One of many errors in drawing curved lines.

A stable tree with curved vertices and depth-dependent halos enabled.

To actually glean some information from the visualization, I implemented a color picking technique to see the name of each extinct species by hovering the mouse cursor over its terminal point. There are not many Processing libraries that deal with 3d picking, so I attempted to implement my own based on raycasting. This had some extra challenges due to the way Processing and Peasycam handle viewport matrices, so I abandoned it in favor of a "color picking" method described by Processing forum user jeff_g3.

When hovering over a point, the extinct species' name is displayed at the top of the screen along with the names of 3 of its parent nodes. The user can use the UP and DOWN arrow keys to add or subtract the number of parent nodes to display. The points have their own OpenGL shader which modulates their radius according to the proximity of the mouse. For some reason, getting this effect to not blow up when the camera came close was very difficult and took quite a bit of time to solve.

The earliest working implementation of color picking.

The primary shader used for the curves is also a modified OpenGL line shader.
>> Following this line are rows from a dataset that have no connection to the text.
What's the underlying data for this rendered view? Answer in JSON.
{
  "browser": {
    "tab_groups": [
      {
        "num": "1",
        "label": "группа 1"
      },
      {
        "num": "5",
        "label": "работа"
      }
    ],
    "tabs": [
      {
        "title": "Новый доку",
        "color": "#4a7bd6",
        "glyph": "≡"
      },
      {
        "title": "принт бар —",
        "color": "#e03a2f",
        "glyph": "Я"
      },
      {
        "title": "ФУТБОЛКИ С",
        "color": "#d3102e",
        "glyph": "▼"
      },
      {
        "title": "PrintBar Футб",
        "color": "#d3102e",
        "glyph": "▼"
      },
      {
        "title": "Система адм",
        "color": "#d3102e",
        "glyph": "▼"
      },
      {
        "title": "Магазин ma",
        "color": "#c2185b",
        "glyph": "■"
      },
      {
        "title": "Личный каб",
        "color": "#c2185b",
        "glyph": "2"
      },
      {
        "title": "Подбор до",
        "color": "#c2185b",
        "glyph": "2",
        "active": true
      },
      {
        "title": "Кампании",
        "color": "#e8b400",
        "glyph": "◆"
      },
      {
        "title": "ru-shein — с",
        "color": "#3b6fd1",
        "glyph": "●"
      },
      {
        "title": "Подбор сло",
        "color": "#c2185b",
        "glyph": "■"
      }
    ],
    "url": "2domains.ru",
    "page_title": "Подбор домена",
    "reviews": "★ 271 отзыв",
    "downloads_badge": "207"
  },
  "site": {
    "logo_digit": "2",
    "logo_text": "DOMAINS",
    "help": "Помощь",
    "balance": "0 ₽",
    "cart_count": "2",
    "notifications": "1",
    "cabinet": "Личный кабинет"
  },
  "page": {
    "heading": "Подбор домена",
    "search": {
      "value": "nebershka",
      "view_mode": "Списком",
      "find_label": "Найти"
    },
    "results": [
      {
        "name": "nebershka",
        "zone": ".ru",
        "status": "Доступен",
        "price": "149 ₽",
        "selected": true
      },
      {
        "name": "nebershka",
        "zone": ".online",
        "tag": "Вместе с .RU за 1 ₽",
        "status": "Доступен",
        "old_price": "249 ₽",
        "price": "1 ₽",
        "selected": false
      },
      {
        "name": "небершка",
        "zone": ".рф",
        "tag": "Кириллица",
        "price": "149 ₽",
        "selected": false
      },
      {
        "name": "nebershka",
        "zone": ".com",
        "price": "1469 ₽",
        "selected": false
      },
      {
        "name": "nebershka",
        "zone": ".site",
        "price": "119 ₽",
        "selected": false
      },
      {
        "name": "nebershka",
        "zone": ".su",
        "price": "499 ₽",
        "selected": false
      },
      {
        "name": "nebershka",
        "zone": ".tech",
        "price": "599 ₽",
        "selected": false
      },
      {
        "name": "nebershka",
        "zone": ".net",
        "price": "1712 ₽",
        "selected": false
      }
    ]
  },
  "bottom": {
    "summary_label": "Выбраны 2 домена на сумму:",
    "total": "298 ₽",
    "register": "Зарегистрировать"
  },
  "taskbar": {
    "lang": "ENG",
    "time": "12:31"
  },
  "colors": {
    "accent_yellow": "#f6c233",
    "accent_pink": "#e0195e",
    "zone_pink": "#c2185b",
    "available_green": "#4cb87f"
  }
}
When the user is hovering over an extinct species, the species of interest will increase in stroke weight and become a brighter, more solid color while the rest of the tree's transparency will increase. This aids in seeing its path back to the root. While hovering over a point, the user can click once on it to "lock" it so that it will remain highlighted while the user can explore the rest of the tree. Clicking away from the point unlocks it. Furthermore, OpenGL was leveraged to achieve a depth effect where the color and transparency is attenuated based on how far away from the picture plane the vertex is. This helps to bring focus to the foreground and gives a sense of shaping.

Finally, the entire database may be visualized as more basic vertex geometry, not curves. It's rendered as semi-transparent, giving the impression of a cloud or swarm. This helps the user understand the overall shape of the tree and how the extinct species in the database are distributed.

Final result

I used Processing with Peasycam.

Source Code + Data

Control: Hover over branch tips to show species name and illustrate path to the base. Click on the tip to lock the selection. Double click to focus on the node.

UP arrow: increase taxonomy list size
DOWN arrow: decrease taxonomy list size
1: show halo effect
2: show entire tree
H: show GUI
R: rebuild tree
?: show help menu

1. D. M. Raup, Extinction - Bad Genes or Bad luck. 1992. W. W. Norton & Company.
2. M. H. Everts, H. Bekker, J. Roerdink, and T. Isenberg. 2009. Depth-Dependent Halos: Illustrative Rendering of Dense Line Data. IEEE Transactions on Visualization and Computer Graphics
3. jeff_g. Peasycam and picking library. Reply #10. 2013.